Published in: The Journal of Nutrition , 145: 514-519, 2015.
Background: The zinc content of maize, a major global food staple, is generally insufficient alone to meet the requirements of young children.
Objectives: The primary objective of this study was to determine whether substitution of biofortified maize (34 mg zinc/g grain) for control maize (21 mg zinc/g) was adequate to meet zinc physiologic requirements in young children for whom maize was the major food staple. A secondary objective was to compare total daily zinc absorption when maize flour was fortified with zinc oxide to a total concentration of 60 mg zinc/g.
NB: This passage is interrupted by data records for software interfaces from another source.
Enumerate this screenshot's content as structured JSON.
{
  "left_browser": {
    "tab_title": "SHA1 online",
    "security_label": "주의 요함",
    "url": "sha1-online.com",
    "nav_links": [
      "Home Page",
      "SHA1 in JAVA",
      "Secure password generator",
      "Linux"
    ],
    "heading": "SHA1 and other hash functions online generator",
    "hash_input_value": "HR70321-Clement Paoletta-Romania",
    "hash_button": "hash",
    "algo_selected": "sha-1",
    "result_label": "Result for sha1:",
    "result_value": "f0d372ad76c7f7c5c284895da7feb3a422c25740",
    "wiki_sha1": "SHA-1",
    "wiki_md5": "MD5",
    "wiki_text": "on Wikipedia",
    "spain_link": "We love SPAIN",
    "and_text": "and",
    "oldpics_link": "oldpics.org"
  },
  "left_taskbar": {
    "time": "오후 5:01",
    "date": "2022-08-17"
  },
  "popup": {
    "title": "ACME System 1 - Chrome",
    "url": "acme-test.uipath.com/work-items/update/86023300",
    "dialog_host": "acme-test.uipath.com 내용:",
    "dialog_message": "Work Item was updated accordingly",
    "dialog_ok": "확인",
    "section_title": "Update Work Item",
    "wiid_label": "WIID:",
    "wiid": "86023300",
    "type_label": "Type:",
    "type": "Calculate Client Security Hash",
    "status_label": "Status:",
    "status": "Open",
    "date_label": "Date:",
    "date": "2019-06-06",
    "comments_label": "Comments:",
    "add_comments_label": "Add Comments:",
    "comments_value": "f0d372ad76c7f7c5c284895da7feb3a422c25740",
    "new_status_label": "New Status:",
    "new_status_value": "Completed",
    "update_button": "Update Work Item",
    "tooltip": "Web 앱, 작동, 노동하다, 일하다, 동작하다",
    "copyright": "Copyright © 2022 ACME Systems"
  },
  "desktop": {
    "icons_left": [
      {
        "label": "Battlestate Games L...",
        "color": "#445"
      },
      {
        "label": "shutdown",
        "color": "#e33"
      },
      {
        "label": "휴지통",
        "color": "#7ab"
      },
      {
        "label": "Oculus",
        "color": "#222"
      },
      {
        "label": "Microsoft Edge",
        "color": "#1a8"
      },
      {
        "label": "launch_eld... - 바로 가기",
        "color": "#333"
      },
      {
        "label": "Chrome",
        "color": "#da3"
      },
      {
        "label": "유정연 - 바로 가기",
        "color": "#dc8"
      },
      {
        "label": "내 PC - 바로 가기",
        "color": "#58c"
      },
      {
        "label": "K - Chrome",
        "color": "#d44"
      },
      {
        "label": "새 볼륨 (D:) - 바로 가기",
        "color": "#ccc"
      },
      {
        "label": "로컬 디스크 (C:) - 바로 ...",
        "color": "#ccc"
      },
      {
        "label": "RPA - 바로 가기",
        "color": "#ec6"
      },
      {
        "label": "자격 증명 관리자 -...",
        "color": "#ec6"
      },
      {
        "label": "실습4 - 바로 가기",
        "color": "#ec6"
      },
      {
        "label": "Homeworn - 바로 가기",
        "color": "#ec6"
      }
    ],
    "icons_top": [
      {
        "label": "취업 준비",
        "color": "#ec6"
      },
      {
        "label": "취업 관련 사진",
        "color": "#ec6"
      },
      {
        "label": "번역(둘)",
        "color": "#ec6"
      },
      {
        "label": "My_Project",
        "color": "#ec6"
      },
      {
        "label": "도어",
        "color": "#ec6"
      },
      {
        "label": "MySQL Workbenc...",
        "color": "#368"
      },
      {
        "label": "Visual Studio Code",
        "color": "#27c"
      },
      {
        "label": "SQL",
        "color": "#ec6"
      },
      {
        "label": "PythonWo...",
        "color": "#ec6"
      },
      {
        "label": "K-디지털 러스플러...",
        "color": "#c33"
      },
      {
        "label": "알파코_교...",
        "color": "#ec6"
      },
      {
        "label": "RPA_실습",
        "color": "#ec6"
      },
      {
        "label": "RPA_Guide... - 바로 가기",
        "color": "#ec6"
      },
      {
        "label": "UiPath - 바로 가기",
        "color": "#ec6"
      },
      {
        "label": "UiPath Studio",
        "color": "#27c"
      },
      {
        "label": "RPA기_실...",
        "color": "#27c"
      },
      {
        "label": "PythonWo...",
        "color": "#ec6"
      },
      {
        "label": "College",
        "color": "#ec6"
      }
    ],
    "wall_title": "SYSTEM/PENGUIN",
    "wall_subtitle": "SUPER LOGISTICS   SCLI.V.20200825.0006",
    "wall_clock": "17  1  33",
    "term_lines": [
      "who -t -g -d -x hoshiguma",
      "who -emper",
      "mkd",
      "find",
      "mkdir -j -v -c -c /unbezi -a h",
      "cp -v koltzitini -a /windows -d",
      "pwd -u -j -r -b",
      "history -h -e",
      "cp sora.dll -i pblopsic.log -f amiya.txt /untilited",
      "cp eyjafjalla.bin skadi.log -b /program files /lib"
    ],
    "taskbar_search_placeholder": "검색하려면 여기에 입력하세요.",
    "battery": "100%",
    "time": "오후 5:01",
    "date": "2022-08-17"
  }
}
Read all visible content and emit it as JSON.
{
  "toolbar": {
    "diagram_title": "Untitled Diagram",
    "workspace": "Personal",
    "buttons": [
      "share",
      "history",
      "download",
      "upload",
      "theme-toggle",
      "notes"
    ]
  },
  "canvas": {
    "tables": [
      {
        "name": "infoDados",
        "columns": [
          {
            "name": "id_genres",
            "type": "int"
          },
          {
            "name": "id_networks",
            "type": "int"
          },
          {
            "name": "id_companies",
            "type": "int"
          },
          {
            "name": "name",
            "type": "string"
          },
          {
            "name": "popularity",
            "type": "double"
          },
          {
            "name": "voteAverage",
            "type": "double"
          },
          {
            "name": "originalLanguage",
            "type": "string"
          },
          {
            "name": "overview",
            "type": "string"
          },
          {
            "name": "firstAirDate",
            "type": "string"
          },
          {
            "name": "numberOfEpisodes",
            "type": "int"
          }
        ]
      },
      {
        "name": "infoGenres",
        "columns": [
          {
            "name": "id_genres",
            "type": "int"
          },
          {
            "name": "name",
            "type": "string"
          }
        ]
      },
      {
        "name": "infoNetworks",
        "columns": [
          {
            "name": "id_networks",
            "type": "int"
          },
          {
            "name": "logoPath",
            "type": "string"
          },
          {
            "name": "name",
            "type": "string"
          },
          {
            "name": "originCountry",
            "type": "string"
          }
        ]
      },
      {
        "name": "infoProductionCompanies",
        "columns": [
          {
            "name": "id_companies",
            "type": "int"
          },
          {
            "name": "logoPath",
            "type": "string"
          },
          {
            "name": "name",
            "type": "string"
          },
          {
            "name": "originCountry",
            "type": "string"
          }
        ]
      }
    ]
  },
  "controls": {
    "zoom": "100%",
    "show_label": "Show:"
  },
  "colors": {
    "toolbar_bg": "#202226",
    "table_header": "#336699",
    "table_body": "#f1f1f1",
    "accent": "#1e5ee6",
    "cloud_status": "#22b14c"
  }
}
Methods: Participants included 60 rural Zambian children with a mean age of 29 mo who were randomly assigned to receive 1 of 3 maize types (control, biofortified, or fortified) all of which were readily consumed (>100 g on 1 d). Total daily zinc intake (from maize and low-zinc relish) was determined from duplicate diet collections. Multiplication by fractional absorption of zinc, measured by a dual isotope ratio technique, determined the total daily zinc absorption on the day the test meals were given.
Results: The mean 6 SD total daily zinc intake (milligrams per day) from the biofortified maize (5.0 6 2.2) was higher (P < 0.0001) than for the control maize (2.3 6 0.9). Intake of zinc from the fortified maize (6.3 6 2.6) did not differ from the biofortified maize. Fractional absorption of zinc from control maize (0.28 6 0.10) did not differ from the biofortified maize (0.22 6 0.06). Total daily absorption of zinc (milligrams per day) from the biofortified maize (1.1 6 0.5) was higher (P = 0.0001) than for the control maize (0.6 6 0.2), but did not differ from the fortified maize (1.2 6 0.4).
Conclusions: These results indicate that feeding biofortified maize can meet zinc requirements and provide an effective dietary alternative to regular maize for this vulnerable population. This trial was registered at clinicaltrials.gov as NCT02208635. J Nutr 2015;145:514–9.